Jamie looked up to see his brother’s staring, unseeing eyes and he knew that the monsters had finally gotten Benji.
Standing as high as his little feet would allow, Jamie stretched up and pulled at his big brother’s T-shirt. He wanted to make Benji mad, to make him yell – because even yelling would be better than the silent blank stare. A crumpled piece of notebook paper fell from his brother’s slackened grip and dropped to the grungy floor. Not taking his eyes from those red sneakers, Jamie bent and scooped up the note.
Slowly, he sounded out each word like Mrs. Martin had taught him. Reading the words around the damp smudges, he thought maybe his brother had been writing in the rain.
Their hatred burns like fire, scorching, consuming
The very air blisters my lungs
I can’t breathe
Acrid smoke blocks out the sun
I can’t see
Roaring Flames engulf my soul
Everything lies in ruins
There is nothing left
I’m just so tired. I can’t fight anymore.
They tell me I’m going to go to hell for being a fag and maybe I am, but it can’t be any worse than school.
I’m so sorry. Please tell Jamie that I’m sorry. I’m supposed to be there to protect him but how can I do that when I can’t even protect myself?
Clutching the note against his chest, Jamie sank to the floor and pulled his knees up trying to protect himself from the weight of his brother’s confession. He knew what it was like for kids at school to be mean. Joey Thompson had pushed him off the bars at recess a few days ago. In his child’s view, he couldn’t understand why Benji didn’t tell a teacher. They had to have teachers in the tenth grade, just like they did in third.
The reality of his brother’s death became more real for Jamie as he held the note in his hand. He wanted to run, he wanted to tell someone, but he just couldn’t leave his brother alone. In that note Benji sounded scared.

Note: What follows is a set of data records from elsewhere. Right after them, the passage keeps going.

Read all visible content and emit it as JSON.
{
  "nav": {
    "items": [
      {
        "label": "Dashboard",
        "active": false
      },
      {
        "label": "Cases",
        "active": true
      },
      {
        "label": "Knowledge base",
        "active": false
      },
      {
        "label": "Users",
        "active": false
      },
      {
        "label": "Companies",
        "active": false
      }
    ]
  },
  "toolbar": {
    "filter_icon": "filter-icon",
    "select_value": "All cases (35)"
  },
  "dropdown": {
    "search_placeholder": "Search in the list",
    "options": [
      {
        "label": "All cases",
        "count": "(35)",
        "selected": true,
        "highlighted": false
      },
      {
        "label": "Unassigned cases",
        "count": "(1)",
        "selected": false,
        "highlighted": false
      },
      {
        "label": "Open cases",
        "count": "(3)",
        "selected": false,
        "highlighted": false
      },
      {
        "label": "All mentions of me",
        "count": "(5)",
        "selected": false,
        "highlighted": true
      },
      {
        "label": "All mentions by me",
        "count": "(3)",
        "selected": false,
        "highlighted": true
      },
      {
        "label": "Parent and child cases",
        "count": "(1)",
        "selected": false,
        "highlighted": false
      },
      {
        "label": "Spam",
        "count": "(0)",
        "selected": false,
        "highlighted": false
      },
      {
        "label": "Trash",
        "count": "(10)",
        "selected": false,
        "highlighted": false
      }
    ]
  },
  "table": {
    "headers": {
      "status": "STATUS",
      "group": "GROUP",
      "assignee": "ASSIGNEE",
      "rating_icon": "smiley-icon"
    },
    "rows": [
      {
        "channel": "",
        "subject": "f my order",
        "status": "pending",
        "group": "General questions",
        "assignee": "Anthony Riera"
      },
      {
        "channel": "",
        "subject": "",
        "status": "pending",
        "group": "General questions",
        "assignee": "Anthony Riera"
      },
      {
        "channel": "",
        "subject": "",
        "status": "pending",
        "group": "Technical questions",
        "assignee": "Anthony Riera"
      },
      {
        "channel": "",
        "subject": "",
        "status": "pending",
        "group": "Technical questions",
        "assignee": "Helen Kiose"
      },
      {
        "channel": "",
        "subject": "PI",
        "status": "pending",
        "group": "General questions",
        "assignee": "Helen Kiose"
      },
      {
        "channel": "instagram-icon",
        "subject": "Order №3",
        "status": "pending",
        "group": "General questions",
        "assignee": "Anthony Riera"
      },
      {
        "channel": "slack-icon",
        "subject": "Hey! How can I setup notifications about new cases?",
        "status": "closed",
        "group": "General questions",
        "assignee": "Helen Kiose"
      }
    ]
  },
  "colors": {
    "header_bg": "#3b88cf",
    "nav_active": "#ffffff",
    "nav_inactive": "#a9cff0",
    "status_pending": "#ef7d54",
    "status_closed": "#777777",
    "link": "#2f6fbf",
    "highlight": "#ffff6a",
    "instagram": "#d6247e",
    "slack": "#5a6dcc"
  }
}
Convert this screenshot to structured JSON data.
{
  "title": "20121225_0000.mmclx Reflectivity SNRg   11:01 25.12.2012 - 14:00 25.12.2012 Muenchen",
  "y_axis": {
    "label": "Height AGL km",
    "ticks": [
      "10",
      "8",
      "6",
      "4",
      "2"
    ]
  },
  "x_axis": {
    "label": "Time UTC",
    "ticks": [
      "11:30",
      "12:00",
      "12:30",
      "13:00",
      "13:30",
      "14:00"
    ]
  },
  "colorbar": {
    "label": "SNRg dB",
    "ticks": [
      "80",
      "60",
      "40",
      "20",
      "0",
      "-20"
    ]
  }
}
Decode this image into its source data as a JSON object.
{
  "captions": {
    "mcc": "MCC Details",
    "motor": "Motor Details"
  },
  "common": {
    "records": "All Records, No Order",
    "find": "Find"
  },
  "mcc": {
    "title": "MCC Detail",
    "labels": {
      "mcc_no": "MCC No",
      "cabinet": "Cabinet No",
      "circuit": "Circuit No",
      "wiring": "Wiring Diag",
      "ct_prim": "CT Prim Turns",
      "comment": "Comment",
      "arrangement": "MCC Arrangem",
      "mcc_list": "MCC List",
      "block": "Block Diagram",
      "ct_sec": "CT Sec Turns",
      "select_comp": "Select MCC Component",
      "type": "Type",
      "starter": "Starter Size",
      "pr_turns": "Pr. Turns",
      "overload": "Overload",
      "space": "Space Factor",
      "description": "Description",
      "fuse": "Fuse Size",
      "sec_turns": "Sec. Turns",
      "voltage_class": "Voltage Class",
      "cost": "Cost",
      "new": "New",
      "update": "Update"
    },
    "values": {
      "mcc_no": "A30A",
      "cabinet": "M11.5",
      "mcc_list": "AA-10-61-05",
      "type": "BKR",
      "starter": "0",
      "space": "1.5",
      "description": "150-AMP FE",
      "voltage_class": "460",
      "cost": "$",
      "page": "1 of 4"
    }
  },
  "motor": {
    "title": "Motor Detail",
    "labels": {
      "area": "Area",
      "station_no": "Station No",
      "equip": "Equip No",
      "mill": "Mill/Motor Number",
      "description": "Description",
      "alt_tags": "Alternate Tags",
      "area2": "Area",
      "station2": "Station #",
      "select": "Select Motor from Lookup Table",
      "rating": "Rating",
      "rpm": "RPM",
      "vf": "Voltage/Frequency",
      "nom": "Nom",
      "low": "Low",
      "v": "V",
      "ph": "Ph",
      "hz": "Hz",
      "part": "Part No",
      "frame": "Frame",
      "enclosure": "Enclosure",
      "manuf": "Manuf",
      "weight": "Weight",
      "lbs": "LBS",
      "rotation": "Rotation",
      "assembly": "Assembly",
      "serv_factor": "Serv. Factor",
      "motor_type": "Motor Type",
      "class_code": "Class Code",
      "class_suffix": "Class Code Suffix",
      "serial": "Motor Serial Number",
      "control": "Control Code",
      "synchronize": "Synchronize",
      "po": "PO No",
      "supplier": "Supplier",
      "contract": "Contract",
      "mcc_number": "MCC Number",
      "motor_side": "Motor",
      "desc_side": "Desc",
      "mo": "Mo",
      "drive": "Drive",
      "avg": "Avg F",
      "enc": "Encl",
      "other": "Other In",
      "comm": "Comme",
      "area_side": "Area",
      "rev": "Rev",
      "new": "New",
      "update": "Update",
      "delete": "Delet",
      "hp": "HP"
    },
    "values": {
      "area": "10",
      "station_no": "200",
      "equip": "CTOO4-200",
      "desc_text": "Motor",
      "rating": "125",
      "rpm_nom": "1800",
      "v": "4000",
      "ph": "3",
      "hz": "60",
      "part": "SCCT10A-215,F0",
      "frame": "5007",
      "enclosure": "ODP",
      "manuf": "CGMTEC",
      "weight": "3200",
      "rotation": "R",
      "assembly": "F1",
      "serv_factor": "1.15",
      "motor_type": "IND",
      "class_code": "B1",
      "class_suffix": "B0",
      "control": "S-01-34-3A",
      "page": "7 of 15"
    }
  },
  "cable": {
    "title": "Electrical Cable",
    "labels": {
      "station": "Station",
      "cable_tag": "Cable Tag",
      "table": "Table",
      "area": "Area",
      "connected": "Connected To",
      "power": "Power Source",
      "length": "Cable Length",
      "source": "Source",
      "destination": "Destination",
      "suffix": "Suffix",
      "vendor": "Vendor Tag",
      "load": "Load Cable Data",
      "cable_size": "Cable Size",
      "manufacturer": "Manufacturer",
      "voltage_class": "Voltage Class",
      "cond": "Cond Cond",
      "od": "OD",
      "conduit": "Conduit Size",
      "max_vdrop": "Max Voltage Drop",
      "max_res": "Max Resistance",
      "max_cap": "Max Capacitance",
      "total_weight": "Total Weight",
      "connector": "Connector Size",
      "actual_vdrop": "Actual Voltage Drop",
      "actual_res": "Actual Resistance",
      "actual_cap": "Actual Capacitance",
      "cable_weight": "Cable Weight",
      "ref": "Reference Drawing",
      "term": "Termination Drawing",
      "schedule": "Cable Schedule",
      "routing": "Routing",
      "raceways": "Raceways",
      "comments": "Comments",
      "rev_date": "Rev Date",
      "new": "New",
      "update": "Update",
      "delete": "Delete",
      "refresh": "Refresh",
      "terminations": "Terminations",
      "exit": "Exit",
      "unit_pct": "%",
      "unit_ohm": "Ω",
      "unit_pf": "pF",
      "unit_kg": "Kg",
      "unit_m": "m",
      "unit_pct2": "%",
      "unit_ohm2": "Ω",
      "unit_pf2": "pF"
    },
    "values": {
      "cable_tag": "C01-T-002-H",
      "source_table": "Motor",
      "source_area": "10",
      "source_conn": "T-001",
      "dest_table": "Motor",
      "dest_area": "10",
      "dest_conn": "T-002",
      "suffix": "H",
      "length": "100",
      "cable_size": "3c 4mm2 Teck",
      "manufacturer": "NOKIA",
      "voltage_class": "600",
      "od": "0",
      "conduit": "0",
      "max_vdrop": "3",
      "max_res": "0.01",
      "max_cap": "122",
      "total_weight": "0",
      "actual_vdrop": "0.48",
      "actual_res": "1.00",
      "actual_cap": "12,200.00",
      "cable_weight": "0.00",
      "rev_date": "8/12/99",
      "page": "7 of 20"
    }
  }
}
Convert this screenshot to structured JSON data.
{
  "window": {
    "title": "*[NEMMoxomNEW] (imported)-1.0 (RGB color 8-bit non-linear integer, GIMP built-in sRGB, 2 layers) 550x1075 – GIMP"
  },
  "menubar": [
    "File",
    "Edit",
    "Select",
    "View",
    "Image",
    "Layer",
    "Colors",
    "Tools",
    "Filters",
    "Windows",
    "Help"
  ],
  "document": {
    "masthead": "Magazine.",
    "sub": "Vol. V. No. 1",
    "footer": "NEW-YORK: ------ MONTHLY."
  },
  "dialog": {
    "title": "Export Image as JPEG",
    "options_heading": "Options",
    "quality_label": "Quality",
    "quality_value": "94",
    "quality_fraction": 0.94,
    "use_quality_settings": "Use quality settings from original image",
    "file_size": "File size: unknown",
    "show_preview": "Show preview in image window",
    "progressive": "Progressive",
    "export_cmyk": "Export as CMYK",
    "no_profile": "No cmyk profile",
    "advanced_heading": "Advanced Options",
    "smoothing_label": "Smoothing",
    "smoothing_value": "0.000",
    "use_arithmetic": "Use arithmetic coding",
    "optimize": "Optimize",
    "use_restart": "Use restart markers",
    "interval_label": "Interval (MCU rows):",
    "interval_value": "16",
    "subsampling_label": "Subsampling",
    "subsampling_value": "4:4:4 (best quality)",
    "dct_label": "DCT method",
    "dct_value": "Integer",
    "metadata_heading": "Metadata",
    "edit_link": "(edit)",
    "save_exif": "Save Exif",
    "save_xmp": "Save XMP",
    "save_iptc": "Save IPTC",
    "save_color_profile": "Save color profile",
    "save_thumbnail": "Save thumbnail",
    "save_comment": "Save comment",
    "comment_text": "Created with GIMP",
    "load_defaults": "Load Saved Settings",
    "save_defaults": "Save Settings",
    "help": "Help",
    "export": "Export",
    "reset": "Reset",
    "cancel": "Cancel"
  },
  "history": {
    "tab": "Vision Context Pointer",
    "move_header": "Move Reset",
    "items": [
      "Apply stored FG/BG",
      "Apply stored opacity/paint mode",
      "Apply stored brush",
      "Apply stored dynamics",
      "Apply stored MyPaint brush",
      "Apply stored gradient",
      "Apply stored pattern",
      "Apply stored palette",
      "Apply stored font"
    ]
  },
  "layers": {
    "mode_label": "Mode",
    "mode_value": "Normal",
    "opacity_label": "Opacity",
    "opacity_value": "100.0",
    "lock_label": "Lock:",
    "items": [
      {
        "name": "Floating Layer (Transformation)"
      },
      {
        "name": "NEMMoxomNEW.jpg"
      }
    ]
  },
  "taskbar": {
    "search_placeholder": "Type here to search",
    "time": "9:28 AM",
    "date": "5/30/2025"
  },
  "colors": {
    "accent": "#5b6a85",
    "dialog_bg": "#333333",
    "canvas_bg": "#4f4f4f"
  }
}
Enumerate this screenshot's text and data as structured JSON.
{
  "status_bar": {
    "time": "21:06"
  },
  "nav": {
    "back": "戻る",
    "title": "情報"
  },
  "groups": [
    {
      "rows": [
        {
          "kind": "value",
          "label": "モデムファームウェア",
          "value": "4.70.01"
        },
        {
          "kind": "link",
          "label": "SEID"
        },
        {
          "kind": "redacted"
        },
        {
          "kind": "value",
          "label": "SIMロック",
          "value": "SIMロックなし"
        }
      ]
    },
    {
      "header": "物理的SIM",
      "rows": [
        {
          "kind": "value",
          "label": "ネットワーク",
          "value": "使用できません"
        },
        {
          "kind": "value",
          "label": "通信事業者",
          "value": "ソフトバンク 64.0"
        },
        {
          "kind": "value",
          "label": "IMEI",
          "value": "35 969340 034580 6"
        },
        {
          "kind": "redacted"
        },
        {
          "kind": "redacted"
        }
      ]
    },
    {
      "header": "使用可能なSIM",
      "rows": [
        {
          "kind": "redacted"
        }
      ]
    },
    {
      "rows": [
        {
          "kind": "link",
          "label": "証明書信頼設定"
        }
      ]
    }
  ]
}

Benji would never have left him if he were feeling scared.
Jamie continued to sit on the cold concrete floor below his brother’s body and waited for someone to come.